Word of the month: havegooday
While gathering information for the revision of the AND, one of the sources available to the editorial team is the collection of ‘gleanings’ previously made by contributors. Certain texts were read completely and any number of noteworthy words, phrases or citations were set aside – in earlier days handwritten on slips or on typed lists, but more recently copied in digital files – for later consideration. Sometime in the late 1990s Dr. Lisa Jefferson contributed in such a way, and gathered material from (among other sources) the manuscripts of the Merchant Taylor accounts – which otherwise would not have been available to the AND. Her ‘gleanings’ for ‘H’ from these documents belonging the London guild of tailors included the following intriguing phrase:
‘Item pur .vij. havegooddays, un pur le stretdore, pris .iiij. d. et pur l’autres .vj. d. – xij d.’
It is a single entry in a list of payments made during the second year of the reign of Henry VI (1423).
Two seemingly English words appear in this otherwise Anglo-Norman sentence: havegooddays and stretdore. The AND’s editorial policy on matters like this has been that when a given context is Anglo-Norman, isolated English, Latin, Greek, Hebrew (etc.) words should be considered either as loan-words or, at the least, as comprehensible to the Anglo-Norman reader/listener. Either way, ‘foreign’ or ‘mixed language’ words such as these are normally included in the dictionary (obviously, with a relevant language tag indicating the language from which they are borrowed). Consequently, both havegoodday and stretdore will get their own AND entries, just like previously bacgavel, clapholt or debet.
To what is this entry referring? The note is a financial record for the purchase of seven havegooddays, with one for the stretdore being more expensive (4 d.) than the other six (1 d. apiece). Stretdore can be found in the Middle English Dictionary (sub strete n.2) as ‘the door of a house leading to the street’, but what is the meaning of havegoodday? Lisa Jefferson attached a puzzled note to her gleanings: ‘I fear one of those wooden plaque things, bearing words and which are affixed to a certain door’. Did the Worshipful Company of Merchant Taylors in London see the need to greet the visitors to their Hall with no less than seven such signs? Or was this a rather twentieth-century-like attempt to boost the morale of their members on a daily basis?
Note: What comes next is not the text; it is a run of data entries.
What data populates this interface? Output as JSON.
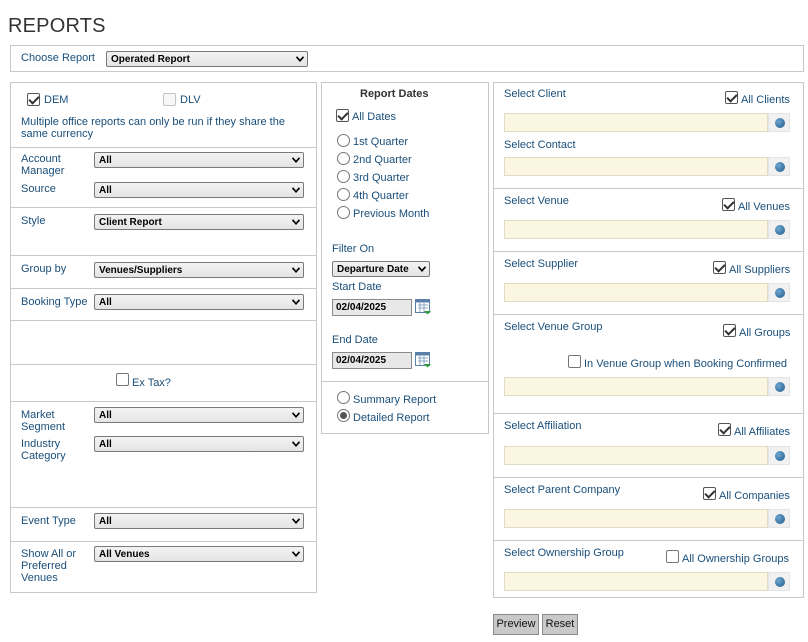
{
  "page": {
    "title": "REPORTS"
  },
  "choose_report": {
    "label": "Choose Report",
    "value": "Operated Report"
  },
  "left": {
    "offices": [
      {
        "label": "DEM",
        "checked": true,
        "disabled": false
      },
      {
        "label": "DLV",
        "checked": false,
        "disabled": true
      }
    ],
    "office_note": "Multiple office reports can only be run if they share the same currency",
    "account_manager": {
      "label": "Account Manager",
      "value": "All"
    },
    "source": {
      "label": "Source",
      "value": "All"
    },
    "style": {
      "label": "Style",
      "value": "Client Report"
    },
    "group_by": {
      "label": "Group by",
      "value": "Venues/Suppliers"
    },
    "booking_type": {
      "label": "Booking Type",
      "value": "All"
    },
    "ex_tax": {
      "label": "Ex Tax?",
      "checked": false
    },
    "market_segment": {
      "label": "Market Segment",
      "value": "All"
    },
    "industry_category": {
      "label": "Industry Category",
      "value": "All"
    },
    "event_type": {
      "label": "Event Type",
      "value": "All"
    },
    "show_venues": {
      "label": "Show All or Preferred Venues",
      "value": "All Venues"
    }
  },
  "middle": {
    "heading": "Report Dates",
    "all_dates": {
      "label": "All Dates",
      "checked": true
    },
    "quarters": [
      {
        "label": "1st Quarter",
        "selected": false
      },
      {
        "label": "2nd Quarter",
        "selected": false
      },
      {
        "label": "3rd Quarter",
        "selected": false
      },
      {
        "label": "4th Quarter",
        "selected": false
      },
      {
        "label": "Previous Month",
        "selected": false
      }
    ],
    "filter_on": {
      "label": "Filter On",
      "value": "Departure Date"
    },
    "start_date": {
      "label": "Start Date",
      "value": "02/04/2025"
    },
    "end_date": {
      "label": "End Date",
      "value": "02/04/2025"
    },
    "report_modes": [
      {
        "label": "Summary Report",
        "selected": false
      },
      {
        "label": "Detailed Report",
        "selected": true
      }
    ]
  },
  "right": {
    "client": {
      "label": "Select Client",
      "all_label": "All Clients",
      "checked": true,
      "value": ""
    },
    "contact": {
      "label": "Select Contact",
      "value": ""
    },
    "venue": {
      "label": "Select Venue",
      "all_label": "All Venues",
      "checked": true,
      "value": ""
    },
    "supplier": {
      "label": "Select Supplier",
      "all_label": "All Suppliers",
      "checked": true,
      "value": ""
    },
    "venue_group": {
      "label": "Select Venue Group",
      "all_label": "All Groups",
      "checked": true,
      "value": "",
      "in_group_label": "In Venue Group when Booking Confirmed",
      "in_group_checked": false
    },
    "affiliation": {
      "label": "Select Affiliation",
      "all_label": "All Affiliates",
      "checked": true,
      "value": ""
    },
    "parent_company": {
      "label": "Select Parent Company",
      "all_label": "All Companies",
      "checked": true,
      "value": ""
    },
    "ownership_group": {
      "label": "Select Ownership Group",
      "all_label": "All Ownership Groups",
      "checked": false,
      "value": ""
    }
  },
  "actions": {
    "preview": "Preview",
    "reset": "Reset"
  },
  "icons": {
    "lookup": "globe-icon",
    "calendar": "calendar-icon",
    "dropdown": "chevron-down-icon"
  }
}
The solution, as is often the case, can be found in the OED. The Oxford English Dictionary has an entry for havegooday – an obsolete word with only one attestation – which is defined as ‘a kind of door-latch’. In addition, it links to another entry, haggaday which is accounted for as a contracted form of ha’ good day. In nineteenth-century dictionaries and glossaries (cited in the OED) ‘haggaday’ is defined as ‘a kind of wooden latch for a door’ (J.O. Halliwell, A Dictionary of Archaic and Provincial Words), and described as ‘frequently put upon a cottage door, on the inside, without anything projecting outwards by which it may be lifted. A little slit is made in the door, and the latch can only be raised by inserting therein a nail or slip of metal’ (E. Peacock A Glossary of Words Used in the Wapentakes of Manley and Corringham).
The word hagodai (with its variant have-godai) is also found in the MED, and appears from the middle of the fourteenth century onwards. It is, however, defined somewhat differently as ‘A ring forming the handle for raising the latch on a door’. The word seems to have been fairly common, albeit with quite some variation in its spelling: the earliest attestated form in the MED is hagonday (1353).
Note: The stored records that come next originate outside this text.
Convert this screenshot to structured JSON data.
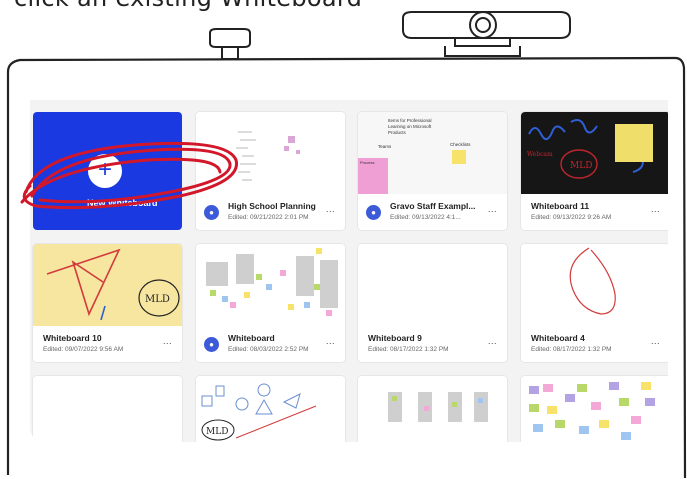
{
  "caption": "click an existing Whiteboard",
  "new_card": {
    "label": "New Whiteboard",
    "plus": "+"
  },
  "cards": [
    {
      "title": "High School Planning",
      "edited": "Edited: 09/21/2022 2:01 PM",
      "more": "...",
      "shared": true
    },
    {
      "title": "Gravo Staff Exampl...",
      "edited": "Edited: 09/13/2022 4:1...",
      "more": "...",
      "shared": true,
      "thumb_text": [
        "Items for Professional",
        "Learning on Microsoft",
        "Products",
        "Teams",
        "Checklists",
        "Process"
      ]
    },
    {
      "title": "Whiteboard 11",
      "edited": "Edited: 09/13/2022 9:26 AM",
      "more": "...",
      "shared": false,
      "thumb_text": [
        "MLD",
        "Webcam"
      ]
    },
    {
      "title": "Whiteboard 10",
      "edited": "Edited: 09/07/2022 9:56 AM",
      "more": "...",
      "shared": false,
      "thumb_text": [
        "MLD"
      ]
    },
    {
      "title": "Whiteboard",
      "edited": "Edited: 08/03/2022 2:52 PM",
      "more": "...",
      "shared": true
    },
    {
      "title": "Whiteboard 9",
      "edited": "Edited: 08/17/2022 1:32 PM",
      "more": "...",
      "shared": false
    },
    {
      "title": "Whiteboard 4",
      "edited": "Edited: 08/17/2022 1:32 PM",
      "more": "...",
      "shared": false
    }
  ],
  "bottom_row_thumb_text": [
    "MLD"
  ],
  "colors": {
    "accent": "#1a39e0",
    "annotation": "#d3172a",
    "avatar": "#3d5bd9"
  }
}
Returning to Anglo-Norman, also this syncopated form can be found, i.e. in a second attestation culled by Lisa Jefferson from the Merchant Taylors’ accounts, this time of the year before:
‘Item pur hokis, hengis, ceres, cliefs, boltis, staplis et lattchis, hagedaies et tout manere irenware .iiij. s. .ij. d.’
The word is unattested in Continental French or in Medieval Latin. However, these two ‘new’ citations document the existence of havegoodday in Anglo-Norman, and a new entry has been created, which will become live with the next phase of updates (i.e. when the recently finished N- entries are published online). As a preview, here is a screenshot of the editorial version of the new article:
The question remains how a greeting like ‘have a good day’ could have lent its name to (part of) a door-latch. It is the etymology proposed by the OED (not updated since 1898) and the MED, but ultimately remains unexplained. Is it a metonymical link, with the words usual said to someone before closing a door after him/her being applied to the instrument that locks this particular door? Or, similarly, does the safety of the latch guarantee a ‘good day’ to the owner of the house? The fact that the earliest attestation hagonday has an extra ‘n’ raises the possibility that this word may have had an entirely different origin, and that the more recognisable variant, have a good day, may have been the outcome of a folk-etymology, already in use in the Middle Ages. Is hagedaie a more original form than havegoodday? So far we have not been able to find any other etymology for the word – could it be a place-name, another language, a person?